» **What the exercise asks**:
Extract the lines that carry the string "Drivers" from the listing.

[Extracted entries Boundary: Start]

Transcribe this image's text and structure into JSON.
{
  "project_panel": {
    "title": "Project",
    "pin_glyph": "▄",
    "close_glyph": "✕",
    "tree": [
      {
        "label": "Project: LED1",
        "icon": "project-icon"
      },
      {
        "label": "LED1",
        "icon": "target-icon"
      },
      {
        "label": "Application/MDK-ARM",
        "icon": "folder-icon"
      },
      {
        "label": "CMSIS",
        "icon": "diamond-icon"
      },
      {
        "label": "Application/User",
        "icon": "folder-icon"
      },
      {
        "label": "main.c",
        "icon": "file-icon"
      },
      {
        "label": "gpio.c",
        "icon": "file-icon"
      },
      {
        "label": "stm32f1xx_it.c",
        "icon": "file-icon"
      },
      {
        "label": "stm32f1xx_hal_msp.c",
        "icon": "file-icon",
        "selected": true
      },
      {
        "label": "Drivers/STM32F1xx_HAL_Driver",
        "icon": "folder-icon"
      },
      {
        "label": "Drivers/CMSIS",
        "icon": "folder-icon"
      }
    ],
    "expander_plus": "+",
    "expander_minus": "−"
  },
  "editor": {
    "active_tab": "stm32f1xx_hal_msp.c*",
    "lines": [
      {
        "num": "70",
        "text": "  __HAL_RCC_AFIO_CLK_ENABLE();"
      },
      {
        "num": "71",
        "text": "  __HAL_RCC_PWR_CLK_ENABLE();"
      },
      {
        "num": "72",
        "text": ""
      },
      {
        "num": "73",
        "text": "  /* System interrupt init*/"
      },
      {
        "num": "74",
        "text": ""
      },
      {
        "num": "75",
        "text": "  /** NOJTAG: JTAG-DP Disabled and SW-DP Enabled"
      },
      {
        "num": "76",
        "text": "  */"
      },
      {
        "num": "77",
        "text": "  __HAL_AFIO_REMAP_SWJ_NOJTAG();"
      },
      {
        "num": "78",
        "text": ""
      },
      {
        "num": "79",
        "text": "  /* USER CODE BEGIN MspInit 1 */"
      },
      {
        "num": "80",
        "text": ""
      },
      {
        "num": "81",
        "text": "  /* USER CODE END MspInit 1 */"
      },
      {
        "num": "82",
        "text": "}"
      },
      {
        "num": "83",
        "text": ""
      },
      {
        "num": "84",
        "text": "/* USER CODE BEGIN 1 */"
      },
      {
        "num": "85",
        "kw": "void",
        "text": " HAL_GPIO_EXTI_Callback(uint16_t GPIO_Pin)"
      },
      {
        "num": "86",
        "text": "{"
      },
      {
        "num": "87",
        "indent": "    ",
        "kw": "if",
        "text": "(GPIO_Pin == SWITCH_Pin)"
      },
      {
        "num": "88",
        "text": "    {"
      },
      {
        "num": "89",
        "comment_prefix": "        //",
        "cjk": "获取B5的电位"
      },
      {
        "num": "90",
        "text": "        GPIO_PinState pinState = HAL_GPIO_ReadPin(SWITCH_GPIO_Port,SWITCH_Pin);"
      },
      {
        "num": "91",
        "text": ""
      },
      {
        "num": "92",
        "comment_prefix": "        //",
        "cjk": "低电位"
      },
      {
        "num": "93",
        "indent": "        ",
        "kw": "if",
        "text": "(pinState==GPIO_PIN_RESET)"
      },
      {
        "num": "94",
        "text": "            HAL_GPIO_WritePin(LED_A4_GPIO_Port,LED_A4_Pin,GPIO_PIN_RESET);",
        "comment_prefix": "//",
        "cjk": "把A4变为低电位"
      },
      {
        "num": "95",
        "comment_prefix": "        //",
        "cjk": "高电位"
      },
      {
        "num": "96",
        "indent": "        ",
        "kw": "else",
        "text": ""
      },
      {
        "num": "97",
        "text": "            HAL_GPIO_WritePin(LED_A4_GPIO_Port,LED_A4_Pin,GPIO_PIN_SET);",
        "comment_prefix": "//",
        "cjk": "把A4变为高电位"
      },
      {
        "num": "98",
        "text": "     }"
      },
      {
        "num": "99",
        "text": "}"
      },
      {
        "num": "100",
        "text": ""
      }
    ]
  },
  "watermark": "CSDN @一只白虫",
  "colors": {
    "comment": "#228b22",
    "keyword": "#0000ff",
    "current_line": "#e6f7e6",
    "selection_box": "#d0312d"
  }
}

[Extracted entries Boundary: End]

» **Task response**:
        "label": "Drivers/STM32F1xx_HAL_Driver",
        "label": "Drivers/CMSIS",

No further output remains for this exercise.